- _Activity_
The entries shown below are to be printed in full, unaltered.

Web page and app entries
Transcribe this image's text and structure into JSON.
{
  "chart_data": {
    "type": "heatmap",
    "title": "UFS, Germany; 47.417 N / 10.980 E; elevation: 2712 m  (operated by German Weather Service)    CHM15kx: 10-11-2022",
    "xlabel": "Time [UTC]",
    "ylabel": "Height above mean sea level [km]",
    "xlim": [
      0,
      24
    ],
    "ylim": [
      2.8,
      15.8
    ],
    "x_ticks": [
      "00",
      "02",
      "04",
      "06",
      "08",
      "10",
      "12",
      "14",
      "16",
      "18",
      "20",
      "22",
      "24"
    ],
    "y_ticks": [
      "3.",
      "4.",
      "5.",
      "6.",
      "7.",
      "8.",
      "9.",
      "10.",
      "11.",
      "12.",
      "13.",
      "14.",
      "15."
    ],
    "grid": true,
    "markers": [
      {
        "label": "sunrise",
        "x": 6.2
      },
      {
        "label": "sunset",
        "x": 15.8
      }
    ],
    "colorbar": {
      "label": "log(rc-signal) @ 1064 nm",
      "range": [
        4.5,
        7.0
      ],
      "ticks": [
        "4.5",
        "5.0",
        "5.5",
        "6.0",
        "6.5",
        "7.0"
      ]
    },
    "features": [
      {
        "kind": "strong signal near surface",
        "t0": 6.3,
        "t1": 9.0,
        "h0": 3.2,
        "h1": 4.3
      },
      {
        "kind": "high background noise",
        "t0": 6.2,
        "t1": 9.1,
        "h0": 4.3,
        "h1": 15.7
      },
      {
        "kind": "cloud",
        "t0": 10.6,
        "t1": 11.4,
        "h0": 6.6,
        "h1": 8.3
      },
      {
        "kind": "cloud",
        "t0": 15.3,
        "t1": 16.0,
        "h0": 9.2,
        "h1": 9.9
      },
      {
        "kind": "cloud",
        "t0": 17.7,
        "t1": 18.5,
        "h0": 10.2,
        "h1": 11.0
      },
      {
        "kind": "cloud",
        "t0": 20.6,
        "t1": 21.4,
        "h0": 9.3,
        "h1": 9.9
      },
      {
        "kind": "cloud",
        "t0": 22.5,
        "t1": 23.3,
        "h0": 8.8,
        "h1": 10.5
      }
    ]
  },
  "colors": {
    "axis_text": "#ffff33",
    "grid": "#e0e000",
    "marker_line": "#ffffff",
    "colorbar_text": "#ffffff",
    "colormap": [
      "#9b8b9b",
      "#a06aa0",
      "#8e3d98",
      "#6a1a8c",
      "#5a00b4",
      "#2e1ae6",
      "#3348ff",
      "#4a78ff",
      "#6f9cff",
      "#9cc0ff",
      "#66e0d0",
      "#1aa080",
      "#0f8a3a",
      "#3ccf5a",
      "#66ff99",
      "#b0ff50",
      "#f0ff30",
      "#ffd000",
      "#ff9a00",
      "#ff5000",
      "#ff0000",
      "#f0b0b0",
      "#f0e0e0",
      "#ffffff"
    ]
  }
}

- _Answer to this problem_
Transcribe this image's text and structure into JSON.
{
  "chart_data": {
    "type": "heatmap",
    "title": "UFS, Germany; 47.417 N / 10.980 E; elevation: 2712 m  (operated by German Weather Service)    CHM15kx: 10-11-2022",
    "xlabel": "Time [UTC]",
    "ylabel": "Height above mean sea level [km]",
    "xlim": [
      0,
      24
    ],
    "ylim": [
      2.8,
      15.8
    ],
    "x_ticks": [
      "00",
      "02",
      "04",
      "06",
      "08",
      "10",
      "12",
      "14",
      "16",
      "18",
      "20",
      "22",
      "24"
    ],
    "y_ticks": [
      "3.",
      "4.",
      "5.",
      "6.",
      "7.",
      "8.",
      "9.",
      "10.",
      "11.",
      "12.",
      "13.",
      "14.",
      "15."
    ],
    "grid": true,
    "markers": [
      {
        "label": "sunrise",
        "x": 6.2
      },
      {
        "label": "sunset",
        "x": 15.8
      }
    ],
    "colorbar": {
      "label": "log(rc-signal) @ 1064 nm",
      "range": [
        4.5,
        7.0
      ],
      "ticks": [
        "4.5",
        "5.0",
        "5.5",
        "6.0",
        "6.5",
        "7.0"
      ]
    },
    "features": [
      {
        "kind": "strong signal near surface",
        "t0": 6.3,
        "t1": 9.0,
        "h0": 3.2,
        "h1": 4.3
      },
      {
        "kind": "high background noise",
        "t0": 6.2,
        "t1": 9.1,
        "h0": 4.3,
        "h1": 15.7
      },
      {
        "kind": "cloud",
        "t0": 10.6,
        "t1": 11.4,
        "h0": 6.6,
        "h1": 8.3
      },
      {
        "kind": "cloud",
        "t0": 15.3,
        "t1": 16.0,
        "h0": 9.2,
        "h1": 9.9
      },
      {
        "kind": "cloud",
        "t0": 17.7,
        "t1": 18.5,
        "h0": 10.2,
        "h1": 11.0
      },
      {
        "kind": "cloud",
        "t0": 20.6,
        "t1": 21.4,
        "h0": 9.3,
        "h1": 9.9
      },
      {
        "kind": "cloud",
        "t0": 22.5,
        "t1": 23.3,
        "h0": 8.8,
        "h1": 10.5
      }
    ]
  },
  "colors": {
    "axis_text": "#ffff33",
    "grid": "#e0e000",
    "marker_line": "#ffffff",
    "colorbar_text": "#ffffff",
    "colormap": [
      "#9b8b9b",
      "#a06aa0",
      "#8e3d98",
      "#6a1a8c",
      "#5a00b4",
      "#2e1ae6",
      "#3348ff",
      "#4a78ff",
      "#6f9cff",
      "#9cc0ff",
      "#66e0d0",
      "#1aa080",
      "#0f8a3a",
      "#3ccf5a",
      "#66ff99",
      "#b0ff50",
      "#f0ff30",
      "#ffd000",
      "#ff9a00",
      "#ff5000",
      "#ff0000",
      "#f0b0b0",
      "#f0e0e0",
      "#ffffff"
    ]
  }
}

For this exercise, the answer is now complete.